New insights from microCT: MILabs’ first-in-class 4D-CT and Molecular CT imaging system
MicroCT imaging has shown its utility over the last decade in many preclinical 3D in-vivo imaging applications. Nevertheless, for in-vivo preclinical applications, biology rarely happens in three dimensions only. The addition of a fourth dimension – time – and early detection of disease onset, are two must-have capabilities of a state-of-the-art in-vivo microCT system.
Here we document user applications of MILabs’ formidable U-CT modality. Worldwide users illustrate that high-resolution anatomical images and functional information can be acquired by microCT from a wide range of subjects at extremely low radiation doses and with high throughputs:
Image-gated dynamic microCT of four mice simultaneously:
Intrinsic or image-based list mode sorting assigns projection images to cyclical intervals by image analysis. No physiological time signal is needed making simultaneous gated acquisitions of up to four mice possible.
Images courtesy of UMC-Utrecht
Time-gated dynamic microCT for ultra-high resolution cardiac and lung imaging:

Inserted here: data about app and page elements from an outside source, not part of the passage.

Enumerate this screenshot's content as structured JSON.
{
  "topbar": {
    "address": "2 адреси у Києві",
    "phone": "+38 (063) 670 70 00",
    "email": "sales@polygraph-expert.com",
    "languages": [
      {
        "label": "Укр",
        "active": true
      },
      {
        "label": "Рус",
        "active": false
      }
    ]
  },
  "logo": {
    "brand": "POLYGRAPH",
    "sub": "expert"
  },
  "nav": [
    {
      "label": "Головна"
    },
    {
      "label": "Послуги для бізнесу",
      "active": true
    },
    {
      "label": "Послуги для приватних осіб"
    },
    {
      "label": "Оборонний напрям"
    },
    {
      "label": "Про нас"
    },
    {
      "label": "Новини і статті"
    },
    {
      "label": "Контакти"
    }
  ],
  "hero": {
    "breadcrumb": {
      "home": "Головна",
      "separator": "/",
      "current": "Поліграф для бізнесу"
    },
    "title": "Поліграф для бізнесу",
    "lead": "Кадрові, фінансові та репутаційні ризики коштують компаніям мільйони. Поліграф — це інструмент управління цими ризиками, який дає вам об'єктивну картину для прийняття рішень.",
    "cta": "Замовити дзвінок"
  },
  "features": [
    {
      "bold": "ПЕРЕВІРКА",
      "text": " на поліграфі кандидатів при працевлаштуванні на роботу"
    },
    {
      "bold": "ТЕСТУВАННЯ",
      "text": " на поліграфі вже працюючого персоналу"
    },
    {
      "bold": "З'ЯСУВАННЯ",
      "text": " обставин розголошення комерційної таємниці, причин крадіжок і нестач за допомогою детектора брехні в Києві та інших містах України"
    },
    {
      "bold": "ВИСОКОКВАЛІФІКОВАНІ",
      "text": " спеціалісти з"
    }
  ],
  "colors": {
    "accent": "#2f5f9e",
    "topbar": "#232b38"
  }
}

U-CT enables ultra-high resolution dynamic microCT by combining dual time-gated cardiac and respiratory acquisitions with fast CMOS detection. Unlike conventional CCD detectors, CMOS ensures on-the-fly readout without detector blooming and image smearing, thus ensuring the acquisition of clinically translatable CT images using both preclinical and clinical contrast agents.
Bone remodeling with kinetic and longitudinal 4D microCT:
Ultra-high resolution in-vivo rather than ex-vivo bone CT enables to study bone (re)modeling by assessing bone vascularization and tracking of spatially correlated formation and resorption sites over time.
By adding the element of time to 3D bone imaging, the U-CT system enables studying bone vascularization to visualize and quantify bone turnover in-living animals.
Images courtesy UMC Utrecht
Peeking into the brain of living animals, from small to large:
The U-CT system can image both small and large animals at commensurate ultra-high in-vivo resolution for studying the brain in ways not considered previously. Brain vasculature and BBB integrity can be studied in mouse models (upper), while the lower images show the intricate 3-D wiring of a pig brain.
Dynamic contrast enhanced (DCE) CT with single- or dual-energy acquisitions:
Fast scans, including on-the-fly acquisitions, enable DCE-CT imaging of perfusion in organs and target tissues such as tumors, as well as the functional status of the vascular system within the total body of mice.
Images courtesy of V. Kersemans, Oxford University
Flying through airway lumen, from mice to ferrets:
The unique capabilities of MILabs adaptive U-CT system allow to perform virtual endoscopy (including virtual colonoscopy and bronchoscopy) on both small and medium sized animals, such as rabbits and ferrets.
Especially the bronchoscopy of ferrets (lower images) is well suited for the investigation of the significance of respiratory diseases, given similarities to human airway physiology.
Visualizing bone fracture healing with Molecular microCT
Unlike any other stan-alone CT, MILabs U-CT can be upgraded with molecular imaging using PET, SPECT and /or Optical detection. As illustrated on the left (healing of a fractured left “A” femur), these Molecular CT imaging capabilities are being exploited to develop a targeted, injectable bone-healing drug.
Detecting early onset of bone disease with Exirad CT:
While many promising clinical results have emerged over the last few years highlighting the potential of bone CT combined with SPECT, a number of diagnostic and prognostic issues require further preclinical research. By combining the ultra-high resolution of Exirad-SPECT with U-CT, it is now possible to determine in mouse models if SPECT/CT can be used earlier in the diagnostic work-up of bone and joint conditions.
While dynamic 4D-CT and Molecular CT have specifically been developed for biomedical research applications, the high precision, resolution and ability of U-CT to accommodate a wide range of objects, make the stand-alone system very well suited for many other, non-destructive applications. Besides analyzing archeological and paleontological samples as illustrated here, there are numerous other application fields for MILabs’ U-CT.
Images courtesy of TU Delft & Naturalis in Research Insitute